Thus, they are not distracted from their goals by efforts to construct workarounds in order to find numbers that they do trust. Instead, they are focused on improvement. (And, if the enterprise wants to employ some “probabilistic forecast” as a factor in their buffer-sizing, they are certainly welcome to do so. Nobody’s stopping them.)

But, equally as important is the fact that the DDMRP and DDAE models keep everyone’s focus on “the surprise” in the data stream (the “tails of curve”)—which is where the real information lies. It also unifies everyone’s thinking around the proper responses and priorities.

Complexity tends to create a lack of focus—with too many factors to consider—and confusion over priorities. Pouring over huge volumes of data to see if the S&OP team is going to come to a consensus (forgetting even the possibility of unanimity) is not generally time or money well-spent.

In the midst of this debate, then, about which supply chain management system is the most powerful, I have come to this conclusion:

The answer lies, not in the sophistication of the underlying algorithms, nor in the complexity of ‘big data’ the system is able to process. Rather, powerful and effective supply chain management is found in the system that is able to be understood and trusted, and which, as a result, creates focus and a unified response to critical factors affecting FLOW.

My experience teaches me that, focus and flow will beat complexity and sophistication almost every day. (And, on the days when complexity and sophistication appear to “win,” it’s more by chance than any other factor.)

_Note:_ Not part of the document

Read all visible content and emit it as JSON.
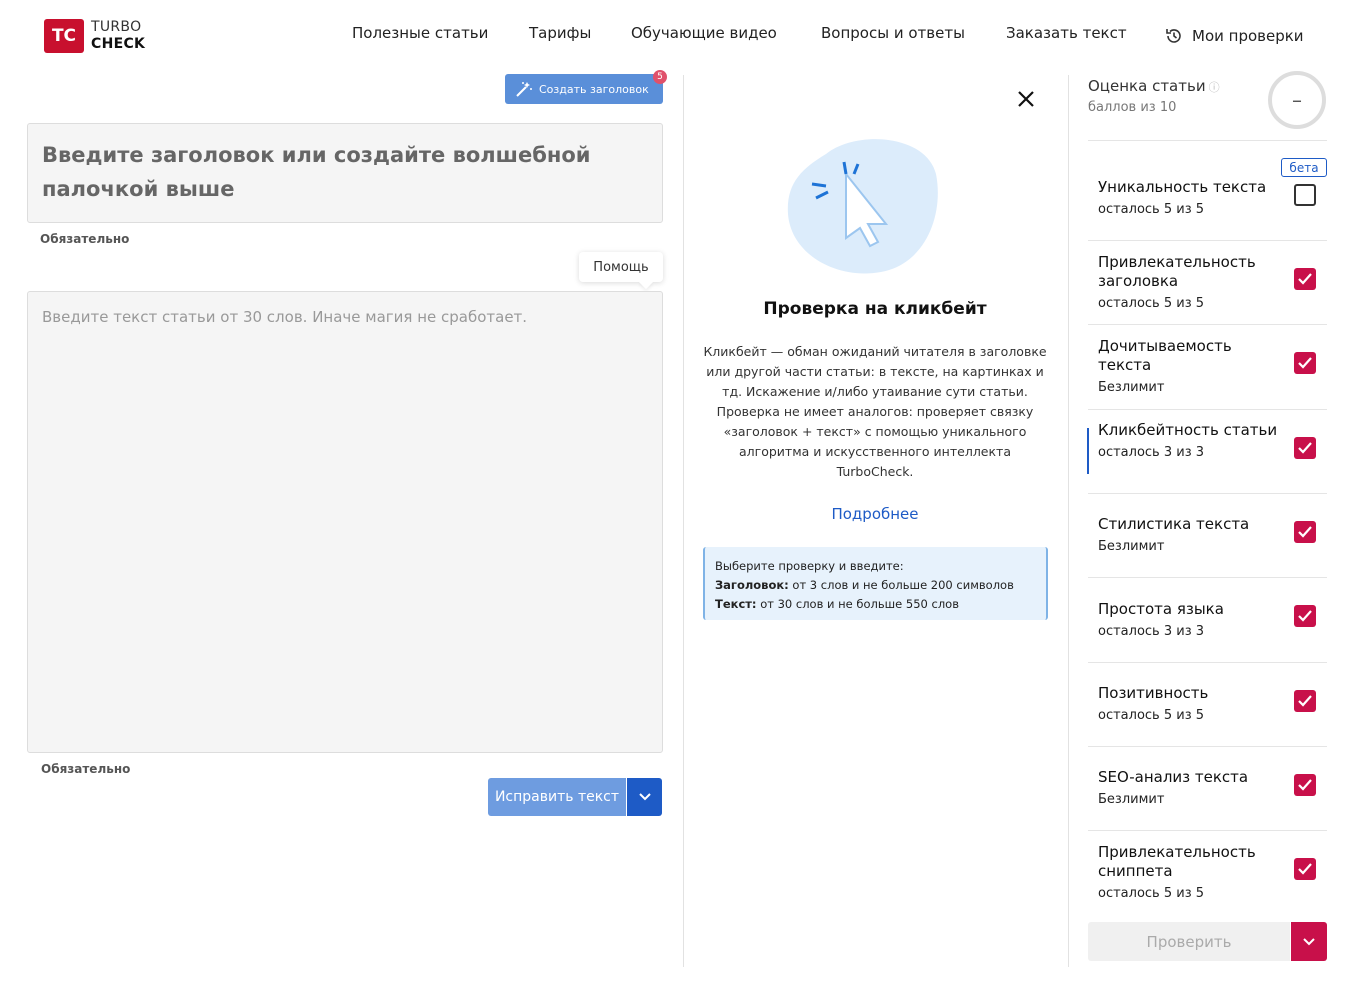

If you would like to learn more about DDMRP, the DDOM and DDAE, you may do so by visiting the Demand Driven Institute website, and we can help you get started with this proven and powerful approach to effective supply chain management. You can also read more of my blogs on Demand Driven Supply Chain:

Demand Driven MRP Versus Lean Kanban
How to Keep Your Supply Chain from Becoming Demand Driven
Supply Chain Management Made Simple
How to set SMART Goals for Supply Chain Improvement Projects
Finding Flow in a Focused Supply Chain

Tags: Supply Chain
Richard Cushing

Written by Richard Cushing

Richard is a Senior Solutions Architect at RKL eSolutions LLC. He is a Certified Demand Driven Planner (CDDP) as recognized by the ISCEA. He also holds various certifications including Sage Certified Consultant on Sage 500 ERP. Richard has over 25 years of practical experience with a variety of information systems, project management, business consulting, enterprise application integration design and deployment.